March of the Pallets: Part 2 (Reality Strikes!)
Having obtained a large sum of free pallet lumber, I was faced with the challenge of turning the raw materials into something useable. If any of you have ever seen pallet lumber, it's a little...well....ugly. There are splits, nail holes, and the surface of the wood is usually filthy. Just below the surface, however, lies some of the most attractive wood you will ever see. And it's all available for free!
My first step in renewing the wood was to cut the end 2-3" off of each piece. This removes most of the splits, and 4 out of the 6 nail holes. I then squared up each side of the wood on a table saw, cutting off about 1/4" on each side. At this point, I started to get a preview of the color and graining of the wood. The filth and wear that pallet wood exhibits barely sinks below the surface, so once you cut just a small amount off, you can see the true beauty of the wood. Then comes the real show! I ran each piece through a planer/joiner removing about 1/4" from both faces of the lumber, and that revealed the full glory of new-old wood. Each side was now showing as if it was fresh, new lumber....except for two small nail holes in each piece.
After the work to square up and clean up the lumber, I took some time to cut it to length to build the frame of the entertainment center according to my ever changing plan. Enter my friend, B. B has been doing woodworking for as long as I can remember. He has a better equipped wood shop than most professionals, and probably as much experience in fine woodworking as anyone I know....except for maybe my Father-in-law....who IS a professional woodworker. B had a few comments that made me take a step back from the project and re-evaluate how I was going about it. Sometimes reality sucks, but it's better than the alternative.

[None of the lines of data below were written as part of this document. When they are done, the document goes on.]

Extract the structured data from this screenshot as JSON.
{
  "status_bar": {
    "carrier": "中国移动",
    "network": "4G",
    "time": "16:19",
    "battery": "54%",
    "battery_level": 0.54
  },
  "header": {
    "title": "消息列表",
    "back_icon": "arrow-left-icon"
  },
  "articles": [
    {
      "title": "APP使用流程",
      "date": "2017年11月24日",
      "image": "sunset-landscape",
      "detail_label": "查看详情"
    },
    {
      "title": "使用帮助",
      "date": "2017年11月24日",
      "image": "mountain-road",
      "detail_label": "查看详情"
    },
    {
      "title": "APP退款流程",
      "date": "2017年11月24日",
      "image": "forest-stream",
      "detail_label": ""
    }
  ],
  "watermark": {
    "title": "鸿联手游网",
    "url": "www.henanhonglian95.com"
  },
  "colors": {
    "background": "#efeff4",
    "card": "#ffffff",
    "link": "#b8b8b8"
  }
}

Pallet lumber is a solid hardwood. Solid hardwoods expand and contract rather substantially with changes in humidity, temperature, and other environmental factors. If I had continued to build the entire entertainment center out of just the pallet lumber alone, B pointed out that our 100+lb TV would have most likely ended up on the floor the first day with relatively low humidity. As the wood contracts in dry weather, all of my fancy wood joints would have either cracked or pulled apart, and our TV would have landed in our downstairs neighbor's apartment. His suggestion was to use the pallet lumber as a non-structural coating to dress up a plywood case.
B also pointed out that re-using pallet lumber may only be a mild savings to the environment, as the amount of energy used to re-cut and re-plane each piece of wood is probably more than a lumber mill uses to cut it originally. Additionally, the wear and tear on blades to rework the lumber may be a factor, as the creation of the metal used to manufacture a replacement blade would have an adverse environmental impact. The upside, however, is that less trees need to suffer for our need for a practical storage solution.
In the spirit of creating this entertainment center with little to no additional "virgin" lumber, B had some scrap plywood from prior projects that he offered to the cause. It was a little smaller than I had designed the entertainment center around, but with a slight rework, I was able to utilize the scrap plywood with virtually no waste.